Caraway is in his early 60s and listens to the old R&B records he grew up with when he drives. (What he drives: a black BMW 750i, with DWAYNE—yes, DWAYNE, not DWAINE—vanity plates.) Wedged between the passenger seat and center console is a jewel case for a Curtis Mayfield CD. When he was driving home one night about 15 years ago and noticed the under-construction clubhouse at Cedar Crest Golf Course was on fire—the clubhouse he fought to get rebuilt while he was on the city’s parks board, after it mysteriously burned down in the 1960s—he was listening to James Brown’s “Say It Loud—I’m Black and I’m Proud.”
Right now, it’s Johnnie Taylor’s “Running Out of Lies”: “You know, a lot of times, I don’t want to talk about it / I try, I try to get it off my mind / But then my conscience—you know everybody got a conscience / My conscience get to bothering me.”
For better or worse, Caraway rarely wrestles with his conscience, at least regarding whether or not he should say something. The answer is always “yes,” and the time is always “right now.” It’s partly why, a few weeks before I met him on a Tuesday in the middle of May, Caraway was described to me as “the most trill councilman ever.” If you don’t listen to much Bun B—and if you do, bear with me—“trill” is a portmanteau combining “true” and “real,” and I suspect few council members, in Dallas or anywhere else, have had a word popularized by a Southern rapper ascribed to them.
Since he’s been on the Council—and, okay, well before—he’s been the squeaky wheel that an oil spill couldn’t fix. While speaking his mind, and usually doing so at top volume, has gotten results—you don’t get a hot-sheet motel torn down quietly—it also means Caraway overshadows himself. His bigger ideas (his wide-ranging campaign against sagging pants that landed him on Dr. Phil, the single-use plastic-bag ordinance he got passed earlier this year) obscure the smaller, block-by-block work he’s been doing, building what he calls “little nooks” of retail activity.

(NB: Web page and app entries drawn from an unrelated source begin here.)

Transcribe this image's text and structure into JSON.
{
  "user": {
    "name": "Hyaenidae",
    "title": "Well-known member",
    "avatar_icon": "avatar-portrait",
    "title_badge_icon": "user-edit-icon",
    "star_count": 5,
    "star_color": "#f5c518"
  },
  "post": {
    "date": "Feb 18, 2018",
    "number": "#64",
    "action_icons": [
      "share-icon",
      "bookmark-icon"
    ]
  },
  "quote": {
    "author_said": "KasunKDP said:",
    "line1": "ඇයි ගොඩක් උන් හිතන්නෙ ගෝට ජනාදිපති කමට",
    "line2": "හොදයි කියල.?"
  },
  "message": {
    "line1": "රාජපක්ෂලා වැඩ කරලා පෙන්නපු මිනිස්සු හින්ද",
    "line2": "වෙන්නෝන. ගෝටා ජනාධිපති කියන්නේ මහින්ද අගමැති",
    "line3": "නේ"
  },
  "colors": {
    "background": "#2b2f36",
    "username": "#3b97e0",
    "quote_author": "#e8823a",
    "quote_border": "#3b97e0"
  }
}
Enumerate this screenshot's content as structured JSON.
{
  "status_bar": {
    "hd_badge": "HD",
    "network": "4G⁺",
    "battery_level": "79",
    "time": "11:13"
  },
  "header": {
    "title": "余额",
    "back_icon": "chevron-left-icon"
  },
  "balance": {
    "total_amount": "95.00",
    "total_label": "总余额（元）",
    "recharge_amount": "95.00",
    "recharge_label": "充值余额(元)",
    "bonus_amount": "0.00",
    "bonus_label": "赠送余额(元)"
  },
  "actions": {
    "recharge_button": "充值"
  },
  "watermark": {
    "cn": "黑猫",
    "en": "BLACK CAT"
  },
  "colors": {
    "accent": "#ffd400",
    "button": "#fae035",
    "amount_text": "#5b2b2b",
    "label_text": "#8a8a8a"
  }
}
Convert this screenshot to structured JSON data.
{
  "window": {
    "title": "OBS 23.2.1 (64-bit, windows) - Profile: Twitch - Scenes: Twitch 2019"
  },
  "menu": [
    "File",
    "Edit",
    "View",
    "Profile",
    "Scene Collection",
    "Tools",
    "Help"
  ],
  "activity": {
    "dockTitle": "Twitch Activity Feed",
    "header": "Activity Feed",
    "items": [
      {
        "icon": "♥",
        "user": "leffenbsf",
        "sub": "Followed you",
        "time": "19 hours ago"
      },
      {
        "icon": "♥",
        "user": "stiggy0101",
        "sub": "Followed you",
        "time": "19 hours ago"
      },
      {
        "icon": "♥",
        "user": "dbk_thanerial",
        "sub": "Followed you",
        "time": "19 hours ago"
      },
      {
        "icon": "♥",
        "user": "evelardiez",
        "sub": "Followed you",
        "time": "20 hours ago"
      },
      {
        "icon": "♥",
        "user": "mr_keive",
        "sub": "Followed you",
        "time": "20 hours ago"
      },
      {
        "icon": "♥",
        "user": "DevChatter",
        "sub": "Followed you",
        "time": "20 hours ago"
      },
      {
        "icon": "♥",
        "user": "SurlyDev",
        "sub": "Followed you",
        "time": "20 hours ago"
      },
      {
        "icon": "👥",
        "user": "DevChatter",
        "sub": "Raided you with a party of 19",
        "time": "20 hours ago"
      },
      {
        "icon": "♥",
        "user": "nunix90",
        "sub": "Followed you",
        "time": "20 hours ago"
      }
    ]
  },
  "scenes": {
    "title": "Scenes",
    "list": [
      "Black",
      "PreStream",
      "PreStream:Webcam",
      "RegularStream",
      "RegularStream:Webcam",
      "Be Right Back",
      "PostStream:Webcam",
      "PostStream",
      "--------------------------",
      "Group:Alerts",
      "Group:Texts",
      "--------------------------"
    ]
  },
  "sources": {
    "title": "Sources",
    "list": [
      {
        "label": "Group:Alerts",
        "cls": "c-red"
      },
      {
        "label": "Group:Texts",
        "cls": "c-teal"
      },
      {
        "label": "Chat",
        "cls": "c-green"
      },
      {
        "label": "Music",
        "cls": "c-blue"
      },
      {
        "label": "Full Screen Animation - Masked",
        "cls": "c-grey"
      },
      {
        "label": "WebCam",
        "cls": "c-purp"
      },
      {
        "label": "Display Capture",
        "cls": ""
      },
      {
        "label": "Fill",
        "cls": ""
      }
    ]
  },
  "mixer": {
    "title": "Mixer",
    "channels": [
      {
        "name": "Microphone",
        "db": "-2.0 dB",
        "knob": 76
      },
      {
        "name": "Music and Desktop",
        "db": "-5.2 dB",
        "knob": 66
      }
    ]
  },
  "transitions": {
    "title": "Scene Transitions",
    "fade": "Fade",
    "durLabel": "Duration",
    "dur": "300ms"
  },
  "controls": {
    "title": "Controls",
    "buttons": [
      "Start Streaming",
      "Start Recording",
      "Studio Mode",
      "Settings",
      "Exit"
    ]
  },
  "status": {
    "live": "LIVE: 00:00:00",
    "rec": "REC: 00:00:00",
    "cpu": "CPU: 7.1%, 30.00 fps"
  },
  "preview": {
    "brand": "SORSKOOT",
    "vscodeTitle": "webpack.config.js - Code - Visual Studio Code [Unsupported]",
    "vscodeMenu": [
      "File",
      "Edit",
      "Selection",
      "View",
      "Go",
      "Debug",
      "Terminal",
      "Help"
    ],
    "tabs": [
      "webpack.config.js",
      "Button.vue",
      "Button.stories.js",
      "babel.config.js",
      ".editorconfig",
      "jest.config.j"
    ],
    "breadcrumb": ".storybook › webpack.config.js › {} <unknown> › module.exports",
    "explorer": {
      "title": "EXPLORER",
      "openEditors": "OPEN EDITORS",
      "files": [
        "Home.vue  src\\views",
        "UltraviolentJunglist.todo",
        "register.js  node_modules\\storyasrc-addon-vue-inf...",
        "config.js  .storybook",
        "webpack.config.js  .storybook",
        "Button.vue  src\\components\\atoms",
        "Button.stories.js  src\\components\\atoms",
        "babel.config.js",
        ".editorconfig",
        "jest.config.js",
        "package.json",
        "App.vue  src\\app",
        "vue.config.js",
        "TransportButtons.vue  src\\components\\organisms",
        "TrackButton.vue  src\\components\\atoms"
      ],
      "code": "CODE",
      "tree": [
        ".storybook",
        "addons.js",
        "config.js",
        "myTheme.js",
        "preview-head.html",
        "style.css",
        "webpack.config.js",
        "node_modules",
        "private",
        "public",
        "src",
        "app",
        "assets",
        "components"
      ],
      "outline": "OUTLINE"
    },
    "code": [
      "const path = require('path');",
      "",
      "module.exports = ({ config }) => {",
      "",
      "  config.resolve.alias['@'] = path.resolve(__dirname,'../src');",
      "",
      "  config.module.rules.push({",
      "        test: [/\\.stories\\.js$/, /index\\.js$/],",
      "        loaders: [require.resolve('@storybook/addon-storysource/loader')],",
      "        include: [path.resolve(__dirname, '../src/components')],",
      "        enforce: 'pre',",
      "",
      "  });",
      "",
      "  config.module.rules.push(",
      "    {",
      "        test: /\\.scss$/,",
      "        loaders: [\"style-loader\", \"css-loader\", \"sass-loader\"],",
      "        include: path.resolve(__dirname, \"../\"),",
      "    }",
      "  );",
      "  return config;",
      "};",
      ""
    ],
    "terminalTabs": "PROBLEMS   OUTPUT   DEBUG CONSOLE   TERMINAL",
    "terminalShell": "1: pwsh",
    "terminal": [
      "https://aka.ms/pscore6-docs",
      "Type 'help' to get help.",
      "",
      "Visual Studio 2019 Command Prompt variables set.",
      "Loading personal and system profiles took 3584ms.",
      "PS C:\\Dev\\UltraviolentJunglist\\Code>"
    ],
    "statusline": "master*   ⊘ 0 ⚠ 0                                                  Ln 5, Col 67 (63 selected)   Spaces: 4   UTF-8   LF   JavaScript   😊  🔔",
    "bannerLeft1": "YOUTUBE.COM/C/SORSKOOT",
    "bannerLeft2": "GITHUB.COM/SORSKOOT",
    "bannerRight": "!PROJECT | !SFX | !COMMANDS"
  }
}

An example: last May, during a meeting of the Council’s quality of life committee, Caraway brought up one of his little nooks, a few blocks of Cedar Crest Boulevard between Bonnie View Road and Stella Avenue. The idea: with a little help, a loosening of the rules governing sidewalk cafes and awnings and so on, it could be another Bishop Arts District. Certainly an achievable goal, given that Bishop Arts wasn’t always Bishop Arts.
But the only idea anyone remembers coming from Caraway at that meeting was his proposal to dig up Main Street and turn it into a canal, so Dallas could have a river walk like San Antonio.
Later in the day, I ask Caraway if he thinks he gets in his own way sometimes.
“Nah—they just don’t want to hear it,” he says. “I’ve been making too much progress. You ain’t seen nothing but progress. You ain’t seen nothing but progress. Man, come on. When I’m ranting and raving and all that stuff—but look at the results from ranting and raving. Motels are shut down. Things are here. Community’s clean. But it takes every bit of that just to get to these points. And if it were to ever be where folks really are sincere about the things that we should be doing, we wouldn’t need all that shit.”